## WORK ORDER
Return all lines in the data where the string "kind" can be found.

[TASK INPUTS Boundary: Start]

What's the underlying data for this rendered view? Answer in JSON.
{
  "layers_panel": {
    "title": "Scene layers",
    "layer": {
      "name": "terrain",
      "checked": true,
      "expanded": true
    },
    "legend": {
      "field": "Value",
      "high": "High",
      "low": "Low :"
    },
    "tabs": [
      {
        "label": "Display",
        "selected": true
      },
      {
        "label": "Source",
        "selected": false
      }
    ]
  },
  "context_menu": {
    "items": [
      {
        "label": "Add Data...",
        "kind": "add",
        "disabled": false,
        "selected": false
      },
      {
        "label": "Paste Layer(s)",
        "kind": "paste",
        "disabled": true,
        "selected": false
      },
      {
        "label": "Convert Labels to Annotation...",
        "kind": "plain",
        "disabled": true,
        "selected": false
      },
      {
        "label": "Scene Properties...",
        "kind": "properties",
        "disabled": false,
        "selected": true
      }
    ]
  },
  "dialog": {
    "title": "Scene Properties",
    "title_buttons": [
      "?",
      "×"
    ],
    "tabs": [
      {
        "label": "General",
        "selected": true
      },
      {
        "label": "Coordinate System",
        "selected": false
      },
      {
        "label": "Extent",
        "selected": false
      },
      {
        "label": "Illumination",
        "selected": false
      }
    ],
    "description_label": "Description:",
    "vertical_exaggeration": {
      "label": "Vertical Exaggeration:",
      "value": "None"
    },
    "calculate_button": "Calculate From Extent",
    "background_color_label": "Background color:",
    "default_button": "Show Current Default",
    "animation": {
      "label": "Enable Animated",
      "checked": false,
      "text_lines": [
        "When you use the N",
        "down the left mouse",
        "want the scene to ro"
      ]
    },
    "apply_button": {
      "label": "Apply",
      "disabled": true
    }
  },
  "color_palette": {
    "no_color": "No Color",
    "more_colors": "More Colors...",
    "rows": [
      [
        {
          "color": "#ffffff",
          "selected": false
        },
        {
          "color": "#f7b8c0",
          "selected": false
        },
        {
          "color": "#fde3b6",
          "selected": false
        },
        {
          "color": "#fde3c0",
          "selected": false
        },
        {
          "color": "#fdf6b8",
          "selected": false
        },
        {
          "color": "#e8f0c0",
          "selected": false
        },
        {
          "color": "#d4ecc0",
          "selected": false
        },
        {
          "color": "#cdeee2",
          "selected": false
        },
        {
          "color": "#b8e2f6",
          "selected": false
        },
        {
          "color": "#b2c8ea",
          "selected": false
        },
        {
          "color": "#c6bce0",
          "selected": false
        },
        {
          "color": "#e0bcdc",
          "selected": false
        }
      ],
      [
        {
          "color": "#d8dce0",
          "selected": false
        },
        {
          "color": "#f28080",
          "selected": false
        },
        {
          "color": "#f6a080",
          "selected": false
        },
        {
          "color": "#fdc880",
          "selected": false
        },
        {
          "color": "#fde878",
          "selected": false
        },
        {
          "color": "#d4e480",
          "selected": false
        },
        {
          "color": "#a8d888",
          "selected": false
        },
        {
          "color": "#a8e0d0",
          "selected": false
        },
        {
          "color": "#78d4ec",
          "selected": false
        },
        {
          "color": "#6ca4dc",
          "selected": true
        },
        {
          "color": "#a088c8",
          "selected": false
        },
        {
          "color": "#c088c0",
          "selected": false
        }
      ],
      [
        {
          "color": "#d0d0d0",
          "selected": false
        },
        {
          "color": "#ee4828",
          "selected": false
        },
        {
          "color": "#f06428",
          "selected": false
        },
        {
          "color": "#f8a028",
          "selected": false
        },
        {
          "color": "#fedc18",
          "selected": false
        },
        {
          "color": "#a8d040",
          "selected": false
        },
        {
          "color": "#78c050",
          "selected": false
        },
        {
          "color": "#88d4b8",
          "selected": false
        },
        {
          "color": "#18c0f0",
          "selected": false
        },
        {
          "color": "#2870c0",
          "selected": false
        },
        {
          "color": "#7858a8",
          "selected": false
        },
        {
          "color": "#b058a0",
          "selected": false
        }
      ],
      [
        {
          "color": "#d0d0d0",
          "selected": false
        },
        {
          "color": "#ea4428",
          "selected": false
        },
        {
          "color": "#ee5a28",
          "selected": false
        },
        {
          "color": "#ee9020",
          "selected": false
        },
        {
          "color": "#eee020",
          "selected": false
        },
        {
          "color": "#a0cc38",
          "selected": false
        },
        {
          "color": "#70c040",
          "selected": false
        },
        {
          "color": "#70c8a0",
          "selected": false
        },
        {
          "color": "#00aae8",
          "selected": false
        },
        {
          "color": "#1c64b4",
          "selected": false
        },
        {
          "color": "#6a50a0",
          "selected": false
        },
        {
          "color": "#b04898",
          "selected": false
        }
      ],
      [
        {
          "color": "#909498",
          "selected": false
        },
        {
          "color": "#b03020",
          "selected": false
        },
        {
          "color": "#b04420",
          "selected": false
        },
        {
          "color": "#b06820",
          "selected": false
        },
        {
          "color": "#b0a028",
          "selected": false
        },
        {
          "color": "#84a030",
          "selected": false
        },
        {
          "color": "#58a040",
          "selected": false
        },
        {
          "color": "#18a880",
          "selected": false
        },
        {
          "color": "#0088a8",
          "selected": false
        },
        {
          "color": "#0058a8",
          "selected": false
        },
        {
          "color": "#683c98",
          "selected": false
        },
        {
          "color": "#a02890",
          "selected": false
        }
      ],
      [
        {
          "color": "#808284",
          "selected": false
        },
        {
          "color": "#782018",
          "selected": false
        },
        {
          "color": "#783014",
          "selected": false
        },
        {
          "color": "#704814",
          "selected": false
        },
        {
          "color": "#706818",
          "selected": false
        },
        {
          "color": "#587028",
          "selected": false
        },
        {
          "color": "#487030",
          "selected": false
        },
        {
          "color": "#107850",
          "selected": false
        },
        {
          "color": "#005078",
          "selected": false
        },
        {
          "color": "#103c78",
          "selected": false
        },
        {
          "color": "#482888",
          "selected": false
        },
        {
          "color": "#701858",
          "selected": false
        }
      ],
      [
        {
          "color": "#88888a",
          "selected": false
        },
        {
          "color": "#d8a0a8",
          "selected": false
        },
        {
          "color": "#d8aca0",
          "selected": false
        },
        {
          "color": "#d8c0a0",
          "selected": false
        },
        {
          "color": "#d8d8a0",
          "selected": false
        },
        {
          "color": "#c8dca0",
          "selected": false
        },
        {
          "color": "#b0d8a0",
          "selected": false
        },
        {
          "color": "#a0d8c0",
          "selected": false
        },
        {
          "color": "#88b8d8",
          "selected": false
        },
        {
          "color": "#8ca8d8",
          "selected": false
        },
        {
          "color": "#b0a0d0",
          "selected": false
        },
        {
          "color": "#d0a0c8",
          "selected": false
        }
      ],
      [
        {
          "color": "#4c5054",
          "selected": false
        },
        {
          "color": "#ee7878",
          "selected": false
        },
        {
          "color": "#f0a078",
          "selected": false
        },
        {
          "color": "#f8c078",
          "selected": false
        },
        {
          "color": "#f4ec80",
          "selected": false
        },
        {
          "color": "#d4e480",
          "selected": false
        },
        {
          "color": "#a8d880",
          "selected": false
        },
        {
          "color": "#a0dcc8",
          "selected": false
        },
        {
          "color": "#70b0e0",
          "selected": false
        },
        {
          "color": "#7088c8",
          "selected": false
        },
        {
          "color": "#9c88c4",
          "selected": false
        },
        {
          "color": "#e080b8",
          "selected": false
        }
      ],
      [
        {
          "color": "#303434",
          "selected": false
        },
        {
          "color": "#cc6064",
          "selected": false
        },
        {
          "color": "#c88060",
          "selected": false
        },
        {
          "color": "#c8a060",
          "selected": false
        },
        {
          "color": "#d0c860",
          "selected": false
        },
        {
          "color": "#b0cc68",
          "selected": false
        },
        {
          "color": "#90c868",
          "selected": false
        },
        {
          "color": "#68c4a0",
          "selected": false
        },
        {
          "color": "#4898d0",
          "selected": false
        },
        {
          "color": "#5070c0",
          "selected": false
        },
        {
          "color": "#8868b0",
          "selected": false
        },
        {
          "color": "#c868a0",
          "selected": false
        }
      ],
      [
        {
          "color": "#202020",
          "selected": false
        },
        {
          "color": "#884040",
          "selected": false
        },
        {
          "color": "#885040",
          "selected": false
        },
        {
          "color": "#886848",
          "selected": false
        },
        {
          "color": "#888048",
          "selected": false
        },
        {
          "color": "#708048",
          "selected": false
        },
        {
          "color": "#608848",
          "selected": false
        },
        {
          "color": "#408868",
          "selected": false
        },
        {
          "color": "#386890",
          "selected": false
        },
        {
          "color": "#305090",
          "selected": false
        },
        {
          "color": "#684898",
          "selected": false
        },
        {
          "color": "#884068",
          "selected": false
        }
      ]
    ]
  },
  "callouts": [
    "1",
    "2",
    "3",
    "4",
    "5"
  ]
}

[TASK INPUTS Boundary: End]

## EXPECTED OUTPUT
        "kind": "add",
        "kind": "paste",
        "kind": "plain",
        "kind": "properties",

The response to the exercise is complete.